Indeed, following the conflict in the southern part of the country, the government has secured a number of political and economic agreements with external parties, including credit and grant arrangements, enabling the country to stay afloat and capitalize on its gains. The conflict resulted in the material damage of around $79,192,021. Kyrgyzstan managed to receive $103 million in aid packages from international donors and external parties to help it stabilize the economy rapidly (IMF – $33 million, WB – $28.8 million, Russia – $30 million, Turkey – $10 million, China – $1 million). In 2010, the country also drew a staggering close to $1 billion in transfer funds from its migrants living abroad, which proved instrumental in advancing economic stability (, January 19;, January 17;, December 7, 2010;

In addition to its growing economic ties with Russia and China, Kyrgyzstan has actively sought to boost its cooperation with other countries, particularly in the field of investments. The government attempts to promote investments in diverse functional areas across the country’s various regions. Most recently, the meeting between the Kyrgyz President, Roza Otunbayeva and the Turkish Prime Minister, Recep Tayyip Erdogan, on February 2 culminated in a number of agreements with Turkey, which agreed to facilitate up to $450 million in investments into Kyrgyzstan. Turkey is already the country’s second largest investor (EDM, February 8;, February 2).

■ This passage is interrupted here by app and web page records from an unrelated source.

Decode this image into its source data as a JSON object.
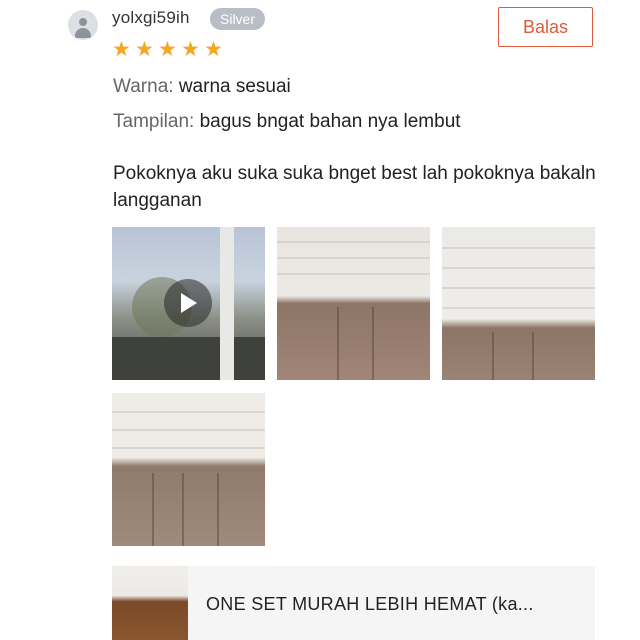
{
  "review": {
    "username": "yolxgi59ih",
    "badge": "Silver",
    "reply_label": "Balas",
    "rating": 5,
    "attributes": [
      {
        "key": "Warna:",
        "value": "warna sesuai"
      },
      {
        "key": "Tampilan:",
        "value": "bagus bngat bahan nya lembut"
      }
    ],
    "comment": "Pokoknya aku suka suka bnget best lah pokoknya bakaln langganan",
    "media": [
      {
        "type": "video",
        "icon": "play-icon"
      },
      {
        "type": "photo"
      },
      {
        "type": "photo"
      },
      {
        "type": "photo"
      }
    ]
  },
  "product": {
    "title": "ONE SET MURAH LEBIH HEMAT (ka..."
  },
  "colors": {
    "accent": "#e05a3c",
    "star": "#f5a623",
    "badge": "#b9bec6"
  }
}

During the late January meeting with Kazakh President Nursultan Nazarbayev, the Otunbayeva-led delegation secured the lifting of a ban on exporting oil products from Kazakhstan to Kyrgyzstan. It also requested $100 million in Kyrgyz-Kazakh Investment Funds to expand investment in Kyrgyzstan. Meanwhile, Kyrgyz-Kazakh bilateral trade reached $500 million in 2010, with both countries now also considering organizing a joint business forum to expand economic links. Currently, more than 400 Kazakh enterprises operate in Kyrgyzstan’s banking, energy, and construction spheres, while 250 companies with Kyrgyz capital operate in Kazakhstan’s tourism, construction, and transport sectors (, February 2;, February 5).

Bishkek’s active collaboration with Tokyo recently secured $10 million in road equipment and a package of investments from Japan to build two asphalt-concrete factories in the country. Kyrgyzstan is also considering the potential participation of Russia’s Gazprom in the exploration of the country’s oil and gas reserves (, January 22;, January 25).

This does not represent a panacea for Kyrgyzstan’s economic ills. Apart from addressing the pressing issues of inflation and unemployment, the government is yet to improve the protection of property rights, combat widespread corruption, and promote reforms to stimulate further economic growth and alleviate the lives of the country’s poor. But, the gains thus far raise the possibility that Kyrgyzstan is on a more comprehensive, albeit still fragile, economic and political recovery track.